The tennis courts at Carroll County High School, where the Cavaliers and community members have played tennis for well over 20 years, were shut down March 18 prior to a scheduled boys’ tennis match with Galax High School because of large cracks throughout the courts. At that time, Carroll County Superintendent of Schools Dr. Strader Blankenship ordered the courts shut down until further notice.
“When Galax came they had concerns about kids being hurt. I agreed with them that the cracks were dangerous to play on, so I asked if they cared if we rescheduled,” Blankenship said. “The courts have really big cracks in them and we basically shut it down. I was afraid kids were going to get hurt stepping in them.”
In the meantime, Blankenship said he has asked Eddie Vaughn, the school system’s maintenance supervisor, to patch the cracks up so the tennis teams can finish the varsity season at home. The weather has delayed repairs, however, because patches can’t be done until it warms up, Blankenship said.
“And a patch isn’t going to do it for very long,” Blankenship said. “The tennis courts will have to have some major work.”
Until temporary patches can be completed, both tennis teams have to play all matches on the road. Making matters worse, there aren’t many options available for practice, either.
“The tennis teams can’t play or practice there. We are looking for a place for them to practice.
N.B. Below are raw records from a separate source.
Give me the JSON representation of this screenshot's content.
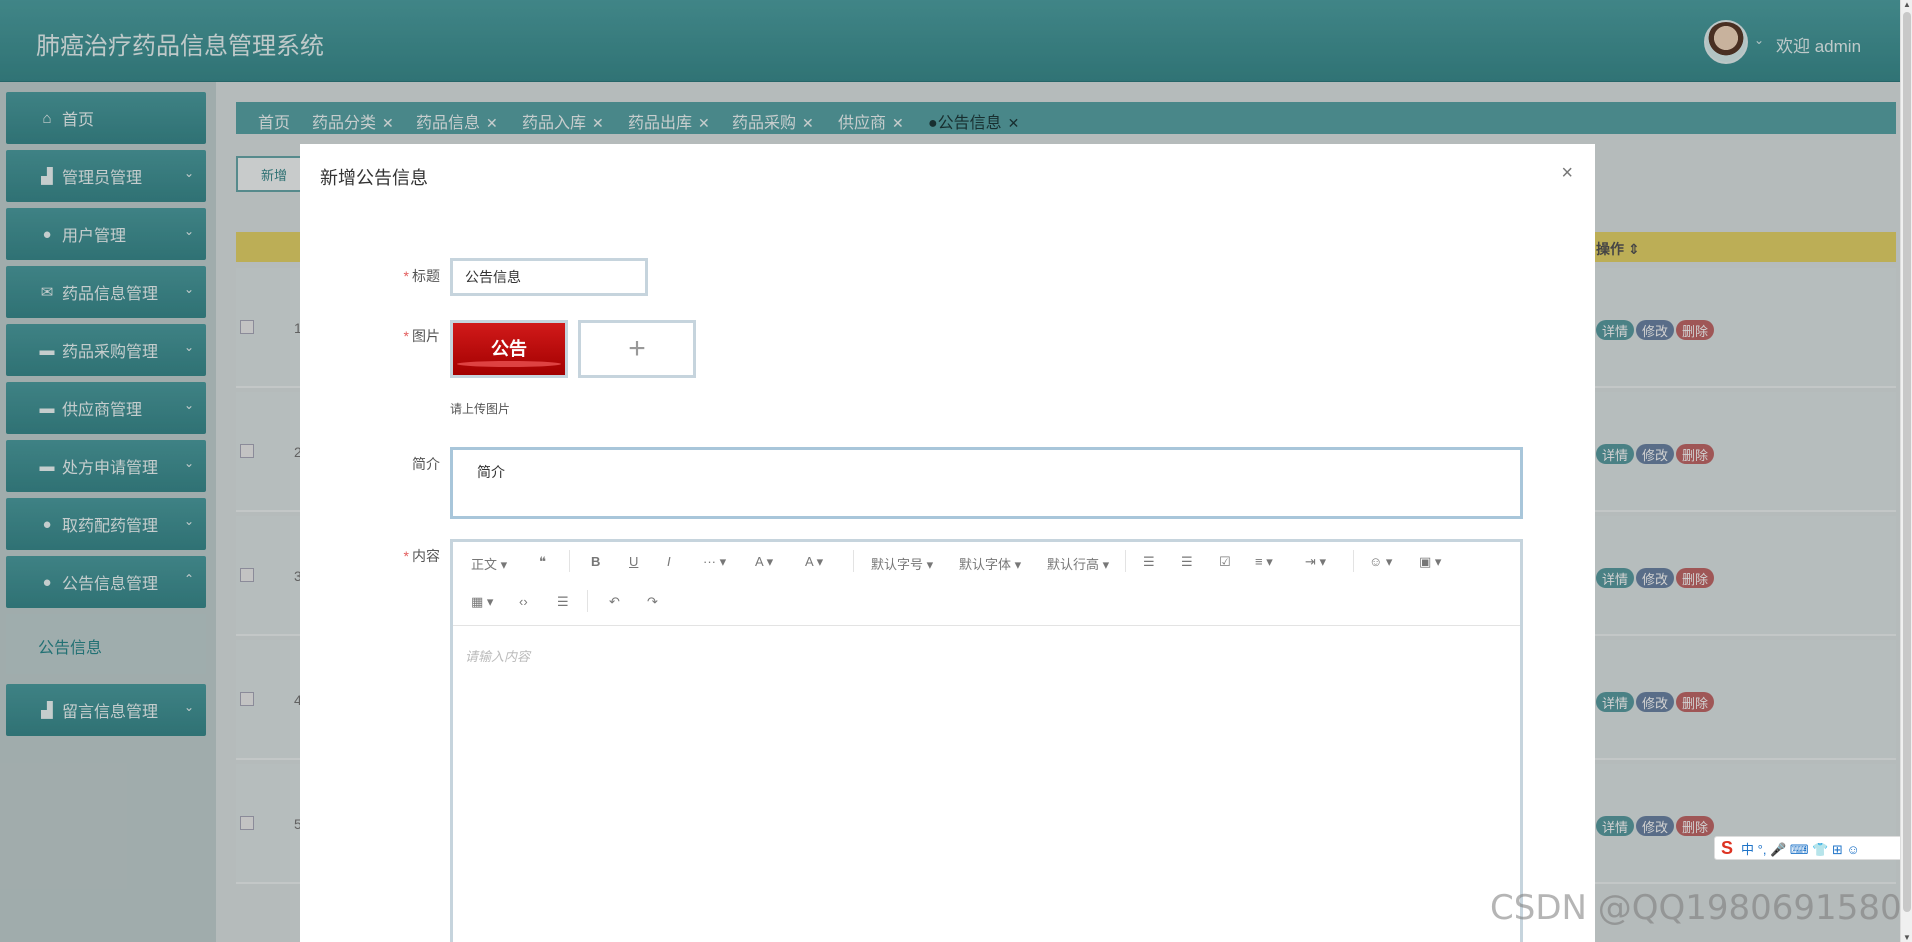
{
  "header": {
    "app_title": "肺癌治疗药品信息管理系统",
    "welcome": "欢迎 admin",
    "caret": "⌄"
  },
  "sidebar": {
    "items": [
      {
        "label": "首页",
        "icon": "⌂"
      },
      {
        "label": "管理员管理",
        "icon": "▟"
      },
      {
        "label": "用户管理",
        "icon": "●"
      },
      {
        "label": "药品信息管理",
        "icon": "✉"
      },
      {
        "label": "药品采购管理",
        "icon": "▬"
      },
      {
        "label": "供应商管理",
        "icon": "▬"
      },
      {
        "label": "处方申请管理",
        "icon": "▬"
      },
      {
        "label": "取药配药管理",
        "icon": "●"
      },
      {
        "label": "公告信息管理",
        "icon": "●"
      },
      {
        "label": "留言信息管理",
        "icon": "▟"
      }
    ],
    "submenu_item": "公告信息",
    "arrow_down": "⌄",
    "arrow_up": "⌃"
  },
  "tabs": [
    {
      "label": "首页",
      "closable": false
    },
    {
      "label": "药品分类",
      "closable": true
    },
    {
      "label": "药品信息",
      "closable": true
    },
    {
      "label": "药品入库",
      "closable": true
    },
    {
      "label": "药品出库",
      "closable": true
    },
    {
      "label": "药品采购",
      "closable": true
    },
    {
      "label": "供应商",
      "closable": true
    },
    {
      "label": "●公告信息",
      "closable": true,
      "active": true
    }
  ],
  "toolbar": {
    "add_label": "新增"
  },
  "table": {
    "op_header": "操作 ⇕",
    "rows": [
      "1",
      "2",
      "3",
      "4",
      "5"
    ],
    "detail": "详情",
    "edit": "修改",
    "delete": "删除"
  },
  "dialog": {
    "title": "新增公告信息",
    "close": "×",
    "title_label": "标题",
    "title_value": "公告信息",
    "image_label": "图片",
    "image_text": "公告",
    "add_icon": "+",
    "upload_tip": "请上传图片",
    "intro_label": "简介",
    "intro_value": "简介",
    "content_label": "内容",
    "required_mark": "*",
    "content_placeholder": "请输入内容",
    "editor_toolbar": {
      "paragraph": "正文 ▾",
      "quote": "❝",
      "bold": "B",
      "underline": "U",
      "italic": "I",
      "more": "··· ▾",
      "font_color": "A ▾",
      "bg_color": "A ▾",
      "font_size": "默认字号 ▾",
      "font_family": "默认字体 ▾",
      "line_height": "默认行高 ▾",
      "bullet_list": "☰",
      "numbered_list": "☰",
      "todo": "☑",
      "align": "≡ ▾",
      "indent": "⇥ ▾",
      "emoji": "☺ ▾",
      "image": "▣ ▾",
      "table": "▦ ▾",
      "code": "‹›",
      "divider": "☰",
      "undo": "↶",
      "redo": "↷"
    }
  },
  "ime": {
    "logo": "S",
    "label": "中 °, 🎤 ⌨ 👕 ⊞ ☺"
  },
  "watermark": "CSDN @QQ1980691580"
}
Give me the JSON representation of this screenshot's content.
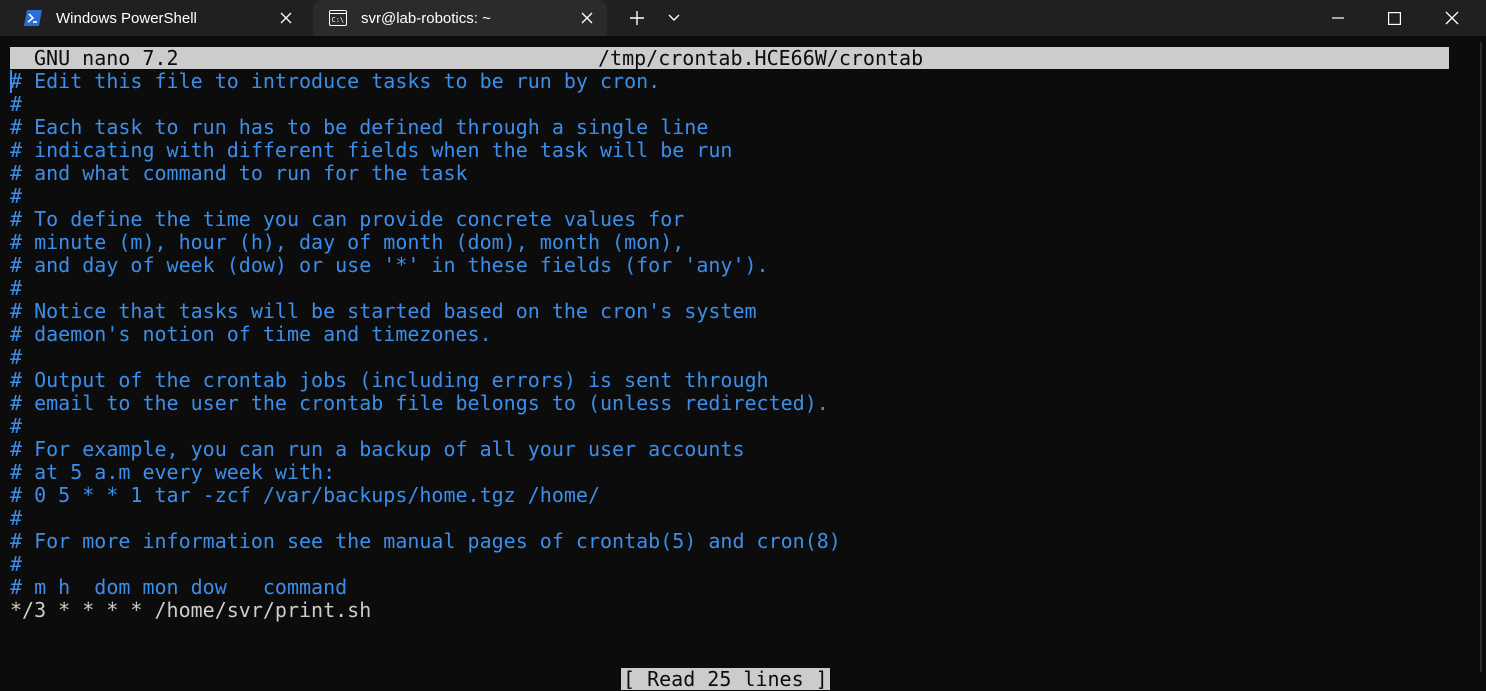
{
  "window": {
    "tabs": [
      {
        "label": "Windows PowerShell",
        "icon": "powershell-icon",
        "active": false
      },
      {
        "label": "svr@lab-robotics: ~",
        "icon": "terminal-icon",
        "active": true
      }
    ],
    "controls": {
      "new_tab": "+",
      "dropdown": "⌄",
      "minimize": "—",
      "maximize": "☐",
      "close": "✕"
    }
  },
  "nano": {
    "version": "GNU nano 7.2",
    "filename": "/tmp/crontab.HCE66W/crontab",
    "status": "[ Read 25 lines ]",
    "lines": [
      {
        "text": "# Edit this file to introduce tasks to be run by cron.",
        "type": "comment"
      },
      {
        "text": "#",
        "type": "comment"
      },
      {
        "text": "# Each task to run has to be defined through a single line",
        "type": "comment"
      },
      {
        "text": "# indicating with different fields when the task will be run",
        "type": "comment"
      },
      {
        "text": "# and what command to run for the task",
        "type": "comment"
      },
      {
        "text": "#",
        "type": "comment"
      },
      {
        "text": "# To define the time you can provide concrete values for",
        "type": "comment"
      },
      {
        "text": "# minute (m), hour (h), day of month (dom), month (mon),",
        "type": "comment"
      },
      {
        "text": "# and day of week (dow) or use '*' in these fields (for 'any').",
        "type": "comment"
      },
      {
        "text": "#",
        "type": "comment"
      },
      {
        "text": "# Notice that tasks will be started based on the cron's system",
        "type": "comment"
      },
      {
        "text": "# daemon's notion of time and timezones.",
        "type": "comment"
      },
      {
        "text": "#",
        "type": "comment"
      },
      {
        "text": "# Output of the crontab jobs (including errors) is sent through",
        "type": "comment"
      },
      {
        "text": "# email to the user the crontab file belongs to (unless redirected).",
        "type": "comment"
      },
      {
        "text": "#",
        "type": "comment"
      },
      {
        "text": "# For example, you can run a backup of all your user accounts",
        "type": "comment"
      },
      {
        "text": "# at 5 a.m every week with:",
        "type": "comment"
      },
      {
        "text": "# 0 5 * * 1 tar -zcf /var/backups/home.tgz /home/",
        "type": "comment"
      },
      {
        "text": "#",
        "type": "comment"
      },
      {
        "text": "# For more information see the manual pages of crontab(5) and cron(8)",
        "type": "comment"
      },
      {
        "text": "#",
        "type": "comment"
      },
      {
        "text": "# m h  dom mon dow   command",
        "type": "comment"
      },
      {
        "text": "*/3 * * * * /home/svr/print.sh",
        "type": "plain"
      }
    ]
  },
  "colors": {
    "comment": "#3b8eea",
    "text": "#cccccc",
    "background": "#0c0c0c",
    "titlebar": "#202020",
    "active_tab": "#2b2b2b"
  }
}
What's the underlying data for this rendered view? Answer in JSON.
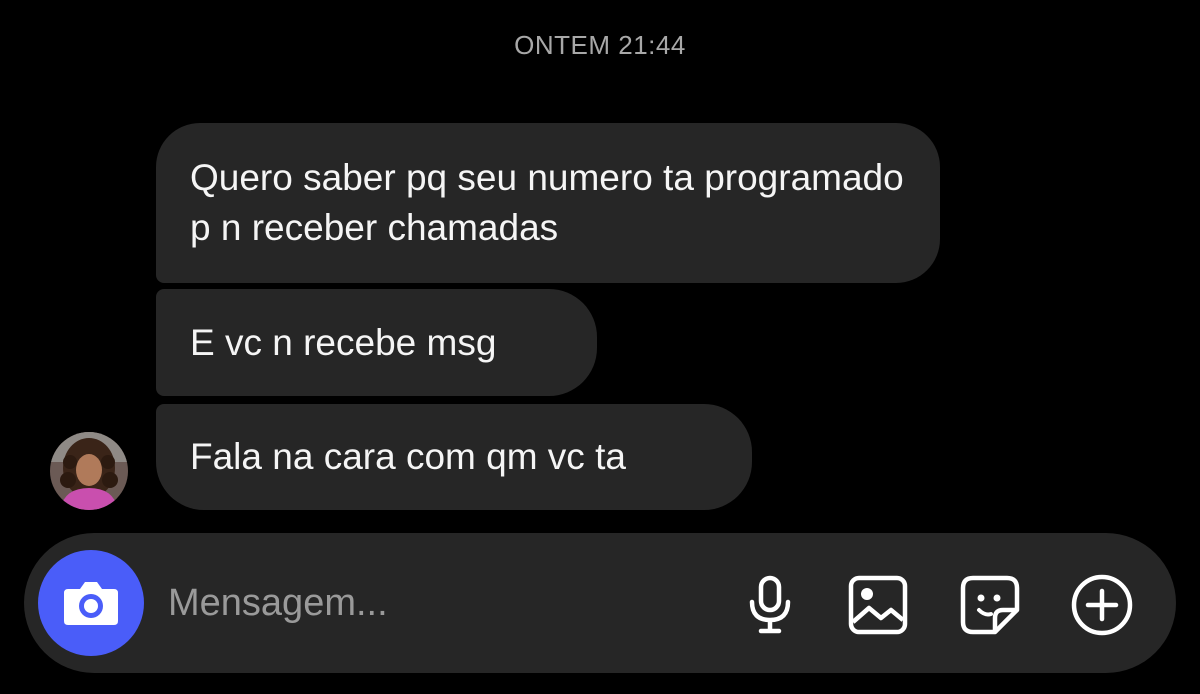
{
  "timestamp": "ONTEM 21:44",
  "messages": [
    {
      "text": "Quero saber pq seu numero ta programado p n receber chamadas"
    },
    {
      "text": "E vc n recebe msg"
    },
    {
      "text": "Fala na cara com qm vc ta"
    }
  ],
  "composer": {
    "placeholder": "Mensagem...",
    "icons": [
      "camera-icon",
      "microphone-icon",
      "gallery-icon",
      "sticker-icon",
      "plus-circle-icon"
    ]
  },
  "colors": {
    "background": "#000000",
    "bubble": "#262626",
    "accent": "#4a5df9",
    "timestamp": "#a8a8a8",
    "placeholder": "#9a9a9a"
  }
}
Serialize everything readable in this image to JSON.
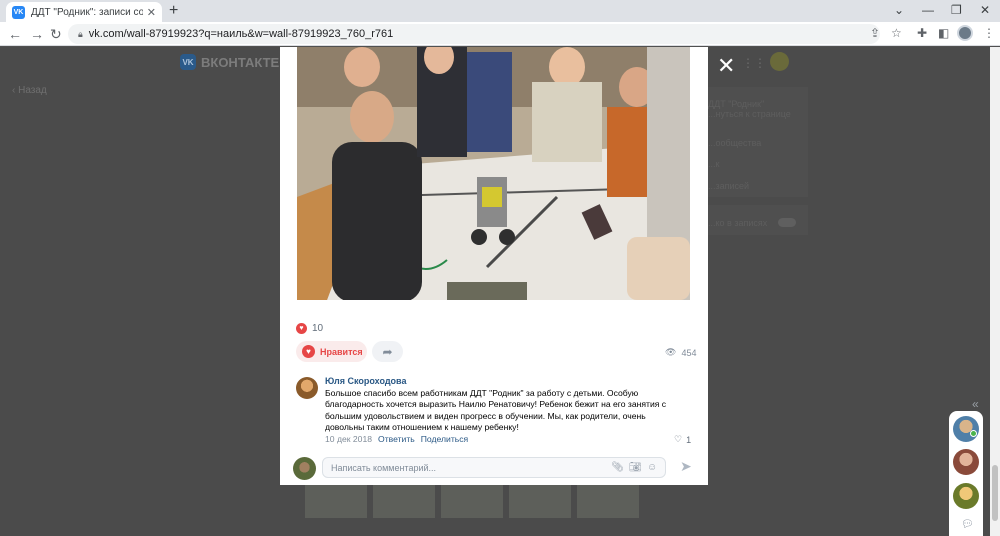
{
  "browser": {
    "tab_title": "ДДТ \"Родник\": записи сообщест",
    "favicon_text": "VK",
    "url": "vk.com/wall-87919923?q=наиль&w=wall-87919923_760_r761"
  },
  "page": {
    "logo_text": "ВКОНТАКТЕ",
    "logo_mark": "VK",
    "back_label": "Назад",
    "side_texts": [
      "ДДТ \"Родник\"",
      "...нуться к странице",
      "...ообщества",
      "...к",
      "...записей",
      "...ко в записях"
    ]
  },
  "post": {
    "likes_count": "10",
    "like_button_label": "Нравится",
    "views": "454"
  },
  "comment": {
    "author": "Юля Скороходова",
    "text": "Большое спасибо всем работникам ДДТ \"Родник\" за работу с детьми. Особую благодарность хочется выразить Наилю Ренатовичу! Ребенок бежит на его занятия с большим удовольствием и виден прогресс в обучении. Мы, как родители, очень довольны таким отношением к нашему ребенку!",
    "date": "10 дек 2018",
    "reply_label": "Ответить",
    "share_label": "Поделиться",
    "likes": "1"
  },
  "comment_input": {
    "placeholder": "Написать комментарий..."
  },
  "colors": {
    "vk_blue": "#2a5885",
    "like_red": "#e64646",
    "overlay": "#4b4b4b"
  }
}
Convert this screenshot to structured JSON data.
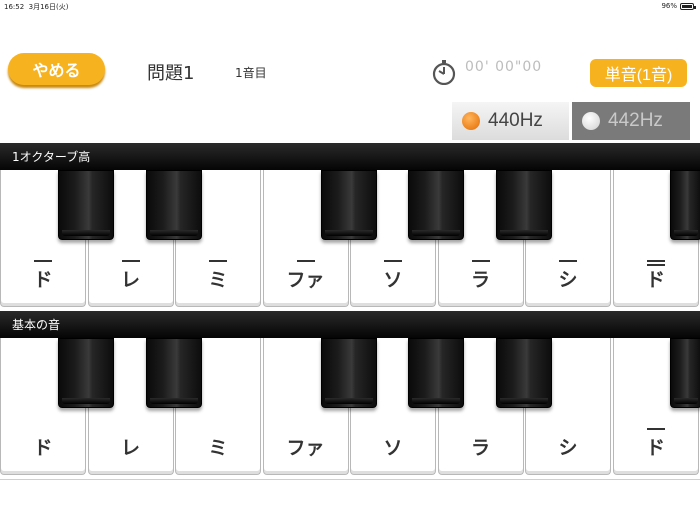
{
  "status_bar": {
    "time": "16:52",
    "date": "3月16日(火)",
    "battery": "96%"
  },
  "header": {
    "quit_label": "やめる",
    "question_title": "問題1",
    "note_index": "1音目",
    "timer": "00' 00\"00",
    "mode_label": "単音(1音)"
  },
  "tuning": {
    "options": [
      {
        "label": "440Hz",
        "selected": true
      },
      {
        "label": "442Hz",
        "selected": false
      }
    ],
    "selected_color": "#f08a12"
  },
  "sections": [
    {
      "title": "1オクターブ高",
      "keys": [
        {
          "label": "ド",
          "marks": 1
        },
        {
          "label": "レ",
          "marks": 1
        },
        {
          "label": "ミ",
          "marks": 1
        },
        {
          "label": "ファ",
          "marks": 1
        },
        {
          "label": "ソ",
          "marks": 1
        },
        {
          "label": "ラ",
          "marks": 1
        },
        {
          "label": "シ",
          "marks": 1
        },
        {
          "label": "ド",
          "marks": 2
        }
      ]
    },
    {
      "title": "基本の音",
      "keys": [
        {
          "label": "ド",
          "marks": 0
        },
        {
          "label": "レ",
          "marks": 0
        },
        {
          "label": "ミ",
          "marks": 0
        },
        {
          "label": "ファ",
          "marks": 0
        },
        {
          "label": "ソ",
          "marks": 0
        },
        {
          "label": "ラ",
          "marks": 0
        },
        {
          "label": "シ",
          "marks": 0
        },
        {
          "label": "ド",
          "marks": 1
        }
      ]
    }
  ],
  "colors": {
    "accent": "#f7b21f",
    "header_bar": "#111111"
  }
}
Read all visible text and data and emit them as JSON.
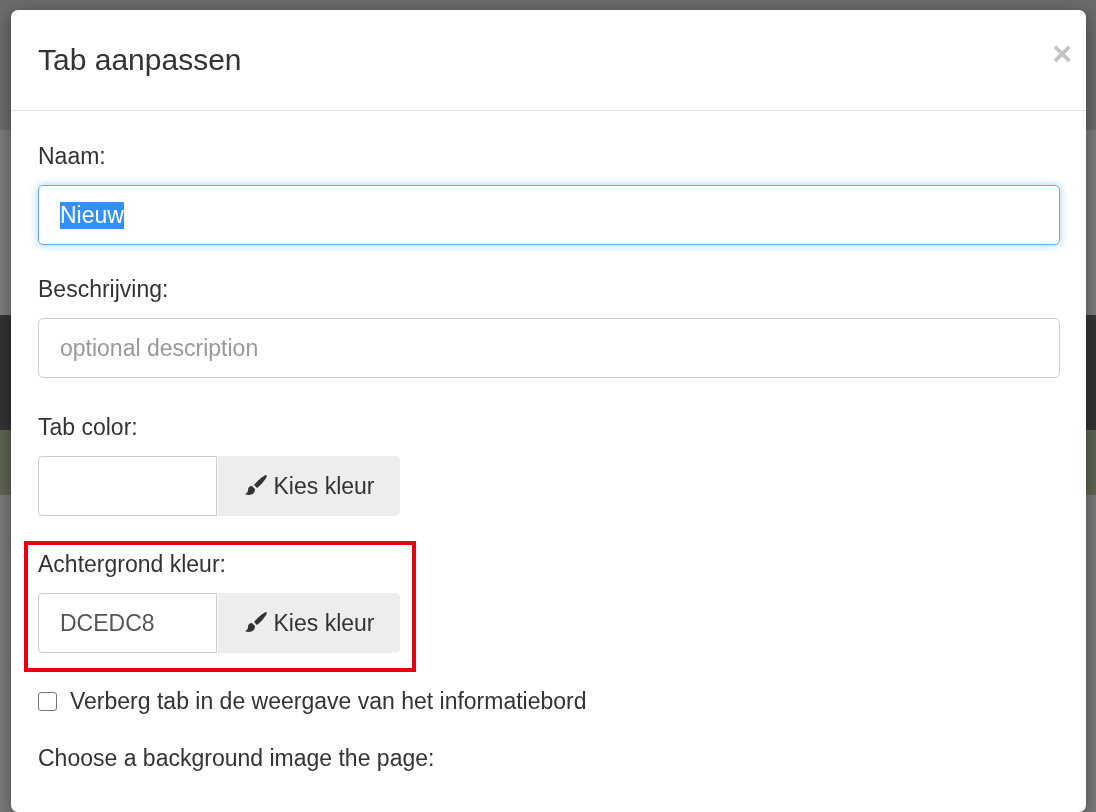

Hopefully, if we can get warm weather, it won’t take but about a week,” Blankenship said. “I’ve asked them to check at a couple of places around for practice and there aren’t that many options. Olde Mill Golf Resort has tennis courts and there is maybe one other place. They can practice hitting indoors, but there is no net, so it is not a very lifelike practice.”
Tinsel Slate, head coach of Carroll’s girls’ tennis team, said the lack of a tennis court hasn’t been too much of a problem so far. The weather has been too cold for the team to practice outside most of this spring anyway, she said.
Angel Maggio, head coach of Carroll’s boys’ tennis team, said her team has just been doing a lot of running since March 18. She said the team tried to practice inside at Carroll County Intermediate School, but had to share the gym with softball and baseball teams. She said it seemed like the team spent most of its time dodging softballs and baseballs that day, so that option didn’t work too well, either.
“It’s been a challenge, but you do what you can do. We’ve been told we can practice at Olde Mill, but we’ve mostly just been running,” Maggio said. “We have a young team this year. We only had two returning players from last year so we had a lot of spots open. It was only our third day together when they closed off the tennis courts, so we’ve not had a lot of time to work together as a team.”
Blankenship said it’s not a good situation for the tennis teams or community members who also utilize the tennis courts for recreation. But safety always has to be the number one concern, he said.
“Not only the tennis teams, it’s also the community. I’ve asked them to close it off so that nobody can play. I don’t want anybody getting hurt,” Blankenship said. “Eddie Vaughn is looking into a long-term solution, and I don’t even know what that would be at this point. It’s probably going to take a good chunk of time and resources, we just don’t know yet. My understanding is the courts had a two-foot base underneath them when they built it and it’s just not holding up as well as we would like. We don’t know if they will have to be replaced or just repaired, but safety is the number one issue here.”